*** Opening of Given data ***

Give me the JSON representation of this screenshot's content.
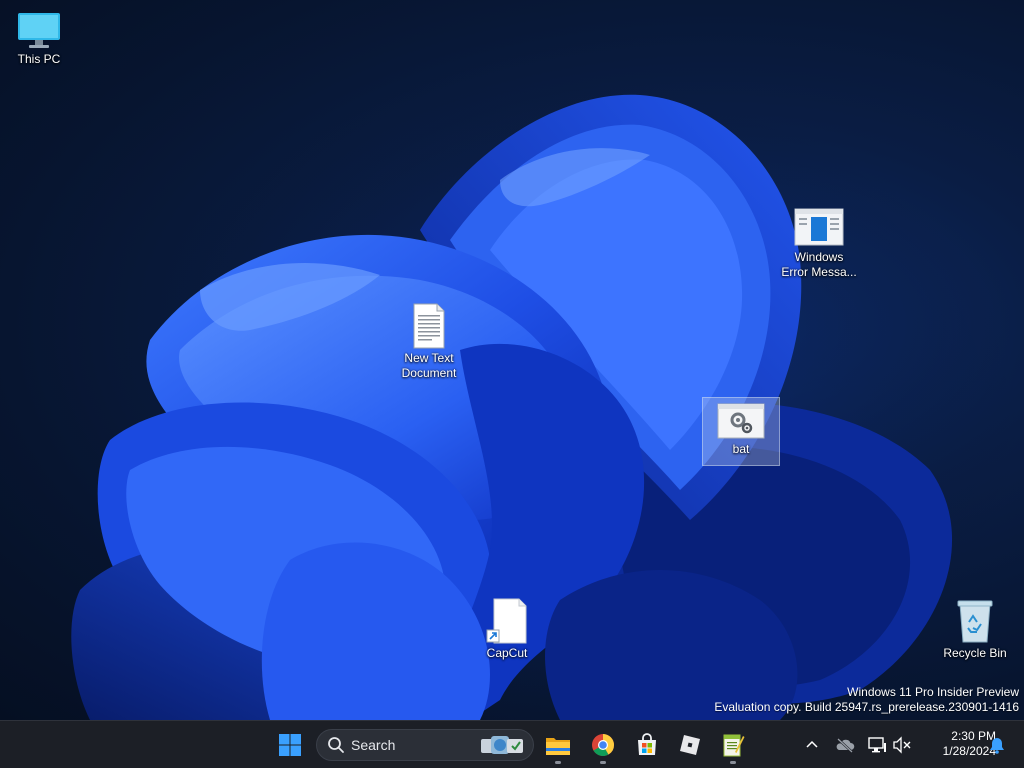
{
  "desktop": {
    "icons": {
      "this_pc": {
        "label": "This PC"
      },
      "windows_error": {
        "label_line1": "Windows",
        "label_line2": "Error Messa..."
      },
      "new_text": {
        "label_line1": "New Text",
        "label_line2": "Document"
      },
      "bat": {
        "label": "bat"
      },
      "capcut": {
        "label": "CapCut"
      },
      "recycle_bin": {
        "label": "Recycle Bin"
      }
    },
    "watermark": {
      "line1": "Windows 11 Pro Insider Preview",
      "line2": "Evaluation copy. Build 25947.rs_prerelease.230901-1416"
    }
  },
  "taskbar": {
    "search": {
      "label": "Search"
    },
    "apps": [
      {
        "name": "start",
        "icon": "windows-logo-icon"
      },
      {
        "name": "file-explorer",
        "icon": "folder-icon"
      },
      {
        "name": "chrome",
        "icon": "chrome-icon"
      },
      {
        "name": "microsoft-store",
        "icon": "store-icon"
      },
      {
        "name": "roblox",
        "icon": "roblox-icon"
      },
      {
        "name": "notepad-plus",
        "icon": "notepad-plus-icon"
      }
    ],
    "tray": {
      "icons": [
        "chevron-up-icon",
        "onedrive-offline-icon",
        "network-icon",
        "volume-muted-icon",
        "notification-bell-icon"
      ]
    },
    "clock": {
      "time": "2:30 PM",
      "date": "1/28/2024"
    }
  },
  "colors": {
    "accent": "#0a5fff",
    "taskbar_bg": "#1c1f26",
    "wallpaper_dark": "#071530"
  }
}
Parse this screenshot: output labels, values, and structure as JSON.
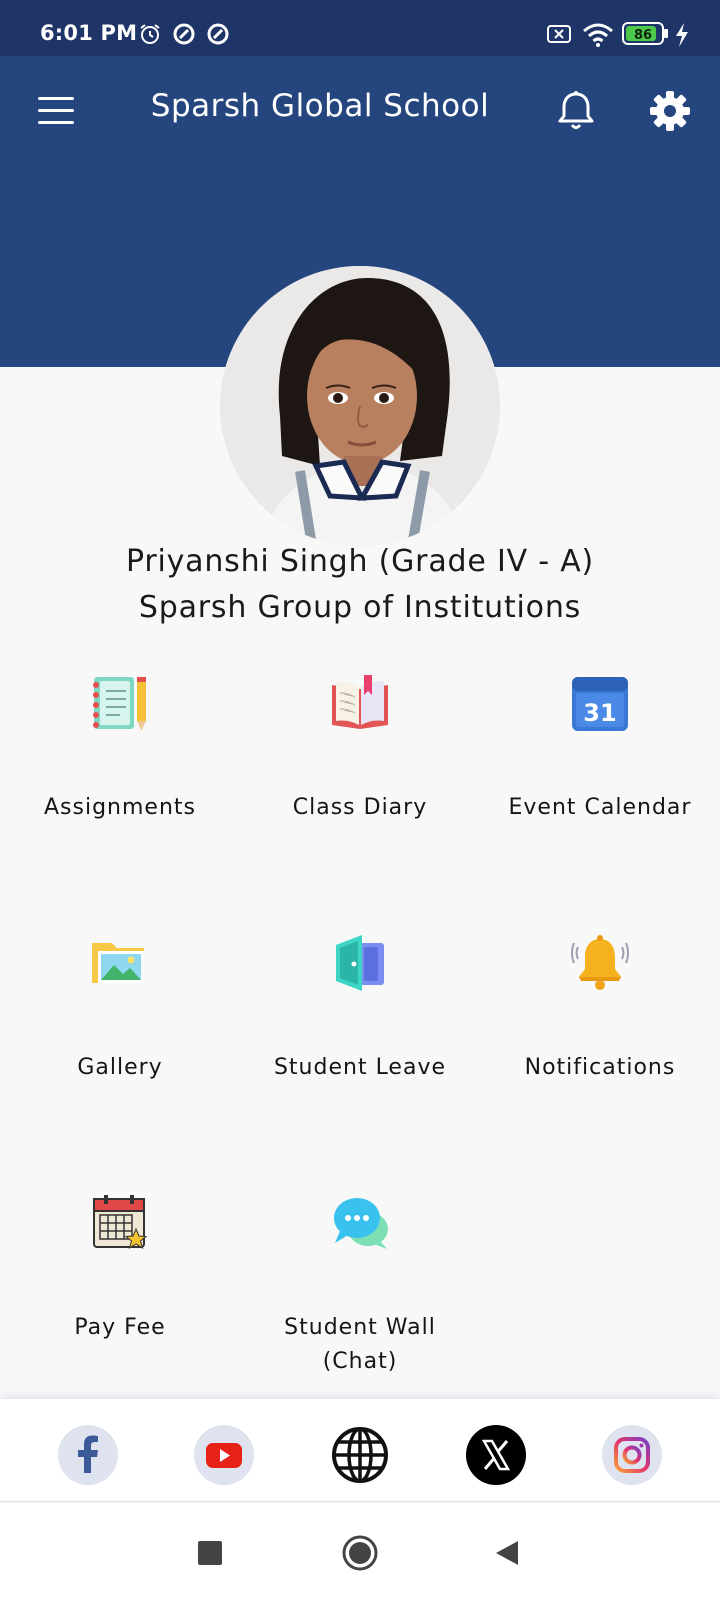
{
  "status_bar": {
    "time": "6:01 PM",
    "battery": "86"
  },
  "header": {
    "title": "Sparsh Global School"
  },
  "profile": {
    "name_line": "Priyanshi Singh (Grade IV - A)",
    "org_line": "Sparsh Group of Institutions"
  },
  "menu": {
    "assignments": "Assignments",
    "class_diary": "Class Diary",
    "event_calendar": "Event Calendar",
    "calendar_day": "31",
    "gallery": "Gallery",
    "student_leave": "Student Leave",
    "notifications": "Notifications",
    "pay_fee": "Pay Fee",
    "student_wall_1": "Student Wall",
    "student_wall_2": "(Chat)"
  },
  "social": [
    "facebook-icon",
    "youtube-icon",
    "globe-icon",
    "x-icon",
    "instagram-icon"
  ],
  "colors": {
    "header": "#25457f",
    "status_bar": "#1f3568",
    "background": "#f8f8f9"
  }
}
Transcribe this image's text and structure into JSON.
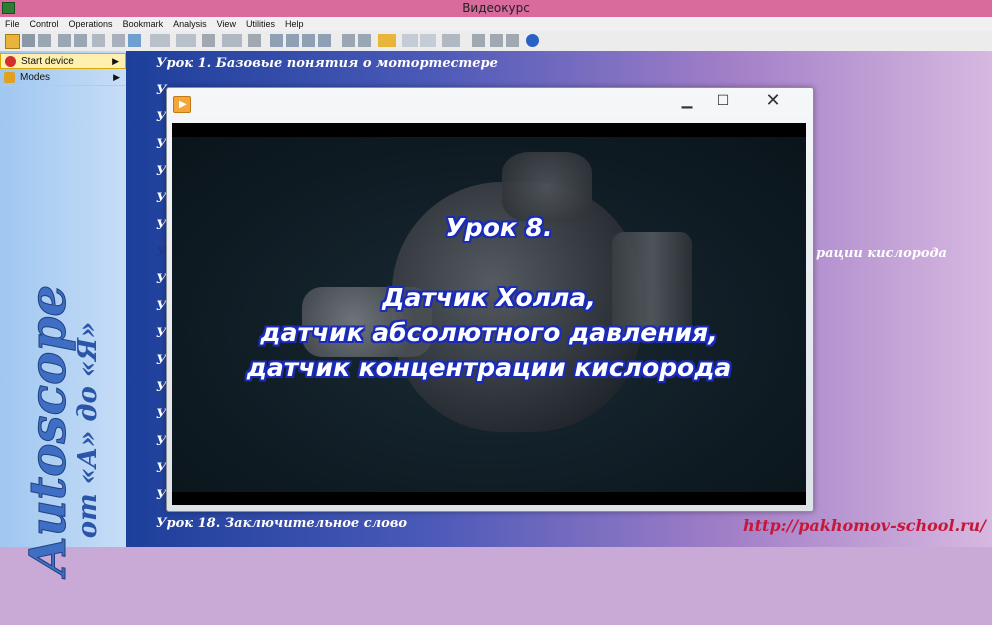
{
  "window": {
    "title": "Видеокурс"
  },
  "menu": [
    "File",
    "Control",
    "Operations",
    "Bookmark",
    "Analysis",
    "View",
    "Utilities",
    "Help"
  ],
  "left_panel": {
    "items": [
      {
        "label": "Start device",
        "icon": "power-icon",
        "active": true
      },
      {
        "label": "Modes",
        "icon": "modes-icon",
        "active": false
      }
    ],
    "brand": "Autoscope",
    "brand_sub": "от «А» до «Я»"
  },
  "lessons": {
    "first": "Урок 1. Базовые понятия о мотортестере",
    "last": "Урок 18. Заключительное слово",
    "row_prefix": "У",
    "partial_text": "рации кислорода"
  },
  "player": {
    "icon": "play-icon",
    "controls": [
      "minimize-icon",
      "maximize-icon",
      "close-icon"
    ],
    "video_text": {
      "line1": "Урок 8.",
      "line2": "Датчик Холла,",
      "line3": "датчик абсолютного давления,",
      "line4": "датчик концентрации кислорода"
    }
  },
  "footer": {
    "url": "http://pakhomov-school.ru/"
  },
  "colors": {
    "titlebar": "#d86a9c",
    "url": "#c6173a",
    "brand": "#3e6fc4"
  }
}
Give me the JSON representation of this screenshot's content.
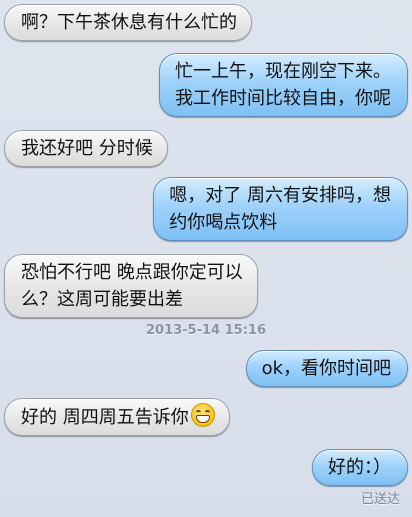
{
  "messages": [
    {
      "direction": "incoming",
      "lines": [
        "啊？下午茶休息有什么忙的"
      ]
    },
    {
      "direction": "outgoing",
      "lines": [
        "忙一上午，现在刚空下来。",
        "我工作时间比较自由，你呢"
      ]
    },
    {
      "direction": "incoming",
      "lines": [
        "我还好吧 分时候"
      ]
    },
    {
      "direction": "outgoing",
      "lines": [
        "嗯，对了 周六有安排吗，想",
        "约你喝点饮料"
      ]
    },
    {
      "direction": "incoming",
      "lines": [
        "恐怕不行吧 晚点跟你定可以",
        "么？这周可能要出差"
      ]
    },
    {
      "direction": "outgoing",
      "lines": [
        "ok，看你时间吧"
      ]
    },
    {
      "direction": "incoming",
      "lines": [
        "好的 周四周五告诉你"
      ],
      "emoji": "grinning-face-icon"
    },
    {
      "direction": "outgoing",
      "lines": [
        "好的：）"
      ]
    }
  ],
  "timestamp": "2013-5-14 15:16",
  "status": "已送达",
  "colors": {
    "background": "#dbe2ed",
    "incoming_bubble": "#e6e6e6",
    "outgoing_bubble": "#9fd2fb"
  }
}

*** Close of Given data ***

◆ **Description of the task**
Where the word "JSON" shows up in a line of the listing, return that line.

◆ **Answer section**
Give me the JSON representation of this screenshot's content.
Parse this screenshot: output labels, values, and structure as JSON.
Transcribe this image's text and structure into JSON.
Give me the JSON representation of this screenshot's content.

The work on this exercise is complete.